“The philosopher who leaves us no better off than we were” is a familiar enough comic figure. In some ways, he—generally he—is an excuse: a culture’s self-absolution from doing its homework. In this way he resembles “the batty feminist” or “the modern artist who paints like my kid.” All these types are, on occasion, real enough, but no more so than, say, “the contractor who takes your money, knocks down a single wall, then skips town, seemingly forever,” or “the small-business owner who drinks and yells at the TV all day.” Civilization is, on all sides, an unfulfilled promise.

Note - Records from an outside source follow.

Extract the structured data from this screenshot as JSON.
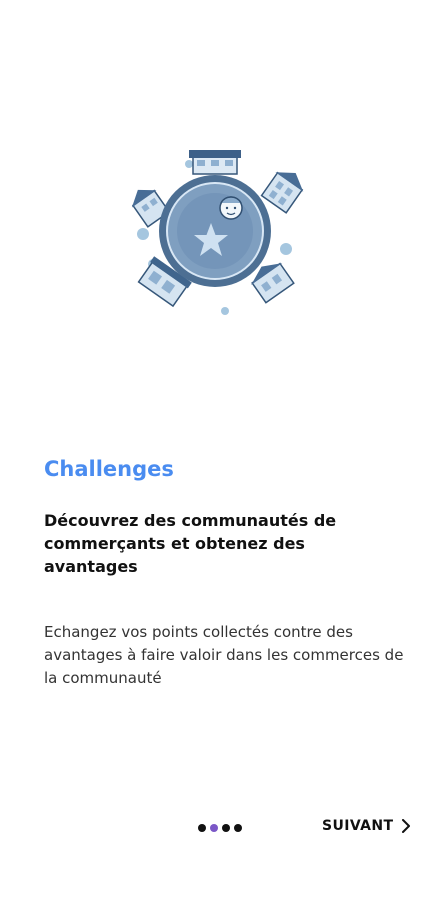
{
  "onboarding": {
    "title": "Challenges",
    "subtitle": "Découvrez des communautés de commerçants et obtenez des avantages",
    "description": "Echangez vos points collectés contre des avantages à faire valoir dans les commerces de la communauté",
    "next_label": "SUIVANT",
    "page_indicator": {
      "total": 4,
      "active_index": 1
    }
  },
  "colors": {
    "title": "#4a8cf0",
    "active_dot": "#7b57c7",
    "text": "#111111",
    "globe": "#5f86b0"
  },
  "icons": {
    "illustration": "community-globe-illustration",
    "next": "chevron-right-icon"
  }
}
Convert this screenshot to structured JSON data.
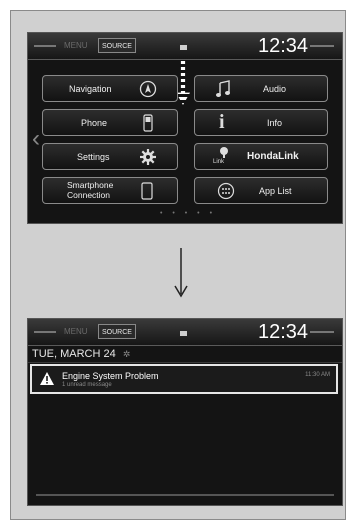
{
  "home": {
    "menu_label": "MENU",
    "source_label": "SOURCE",
    "time": "12:34",
    "tiles": {
      "navigation": "Navigation",
      "phone": "Phone",
      "settings": "Settings",
      "smartphone": "Smartphone\nConnection",
      "audio": "Audio",
      "info": "Info",
      "hondalink": "HondaLink",
      "hondalink_icon_text": "Link",
      "app_list": "App List"
    },
    "page_dots": "• • • • •"
  },
  "notifications": {
    "menu_label": "MENU",
    "source_label": "SOURCE",
    "time": "12:34",
    "date": "TUE, MARCH 24",
    "item": {
      "title": "Engine System Problem",
      "subtitle": "1 unread message",
      "time": "11:30 AM"
    }
  },
  "colors": {
    "screen_bg": "#141414",
    "tile_border": "#8a8a8a",
    "text": "#f0f0f0",
    "frame_bg": "#d0d0d0"
  }
}
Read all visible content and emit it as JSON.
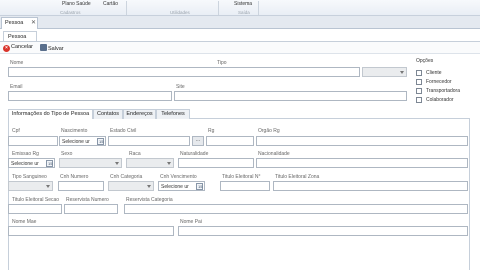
{
  "ribbon": {
    "buttons": [
      "Plano Saúde",
      "Cartão",
      "Sistema"
    ],
    "groups": [
      "Cadastros",
      "Utilidades",
      "Saída"
    ]
  },
  "document_tab": {
    "label": "Pessoa",
    "close": "✕"
  },
  "inner_tab": {
    "label": "Pessoa"
  },
  "toolbar": {
    "cancel_label": "Cancelar",
    "save_label": "Salvar"
  },
  "main_fields": {
    "nome": "Nome",
    "tipo": "Tipo",
    "email": "Email",
    "site": "Site"
  },
  "opcoes": {
    "title": "Opções",
    "items": [
      "Cliente",
      "Fornecedor",
      "Transportadora",
      "Colaborador"
    ]
  },
  "tabs": [
    "Informações do Tipo de Pessoa",
    "Contatos",
    "Endereços",
    "Telefones"
  ],
  "form": {
    "cpf": "Cpf",
    "nascimento": "Nascimento",
    "estado_civil": "Estado Civil",
    "rg": "Rg",
    "orgao_rg": "Orgão Rg",
    "emissao_rg": "Emissao Rg",
    "sexo": "Sexo",
    "raca": "Raca",
    "naturalidade": "Naturalidade",
    "nacionalidade": "Nacionalidade",
    "tipo_sanguineo": "Tipo Sanguineo",
    "cnh_numero": "Cnh Numero",
    "cnh_categoria": "Cnh Categoria",
    "cnh_vencimento": "Cnh Vencimento",
    "titulo_eleitoral_n": "Titulo Eleitoral N°",
    "titulo_eleitoral_zona": "Titulo Eleitoral Zona",
    "titulo_eleitoral_secao": "Titulo Eleitoral Secao",
    "reservista_numero": "Reservista Numero",
    "reservista_categoria": "Reservista Categoria",
    "nome_mae": "Nome Mae",
    "nome_pai": "Nome Pai",
    "date_placeholder": "Selecione ur",
    "ellipsis": "...",
    "calendar": "15"
  }
}
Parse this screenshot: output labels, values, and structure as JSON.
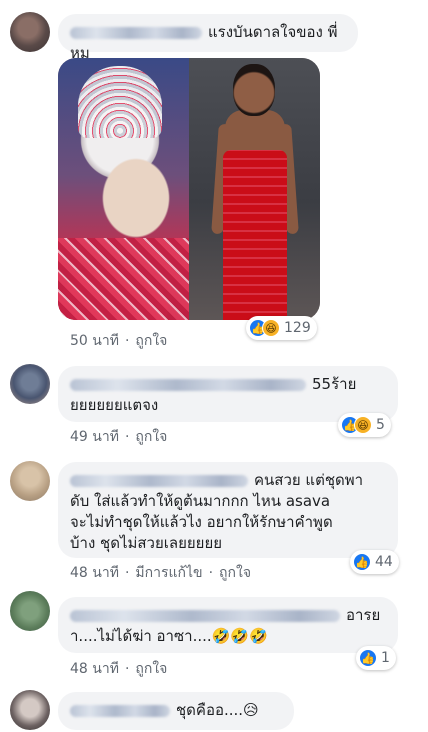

In any case, I want to say, directly and unambiguously, that reading the English moral philosopher Mary Midgley, who died October 10 at the age of 99, made my life better. First of all, reading her books brings deep pleasure. She had a pellucid prose style, a quick mind, a dry wit. Watching her bring clarity and order to complex ideas was like watching a great athlete’s momentary triumph over entropy. In particular, she was a master of concision. On the value of the humanities: “We spend much of our time living out the dreams of others, a fact which makes it worthwhile to understand them.” On epistemology and emotion: “Heart and mind are not enemies or alternative tools. They are complementary aspects of a single process.” On cloning: “What would-be cloners are probably really seeking is not resemblance but identification—extension of their own egos. This is a bad basis for any relation with a child.” On the futility of efforts to reduce all problems to “practice” rather than “theory”: “Philosophy, like speaking prose, is something we have to do all our lives, well or badly, whether we notice it or not. What usually forces us to notice it is conflict.” On Descartes’s view of animals: “Animals are not machines.… Actually only machines are machines.” On kestrels: “The world in which the kestrel moves, the world that it sees, is, and always will be, entirely beyond us. That there are such worlds all around us is an essential feature of our world.”
Her writing was profound but rarely technical; she trained her sights on general problems. She credited the development of her approach in part to the dearth of men in wartime Oxford, where she did her undergraduate work alongside Philippa Foote, Elizabeth Anscombe, Iris Murdoch, and Mary Warnock:
The trouble is not, of course, men as such—men have done good enough philosophy in the past. What is wrong is a particular style of philosophising that results from encouraging a lot of clever young men to compete in winning arguments. These people then quickly build up a set of games out of simple oppositions and elaborate them until, in the end, nobody else can see what they are talking about.… It was clear that we were all more interested in understanding this deeply puzzling world than in putting each other down.
After Oxford, Midgley joined the civil service, started (but did not finish) a PhD, married and raised children with her husband, Geoff (also a philosopher), and, for decades, taught undergraduates, seeking, as Jane Heal quoted her as saying in The Guardian’s October 12 obituary, “to bring academic philosophy back into its proper connection with life, rather than letting it dwindle into a form of highbrow chess for graduate students.” Her success in doing so can be seen in a moving tribute by a former student, Giles Fraser, who wrote of her and Geoff, “Under their care, I grew up.”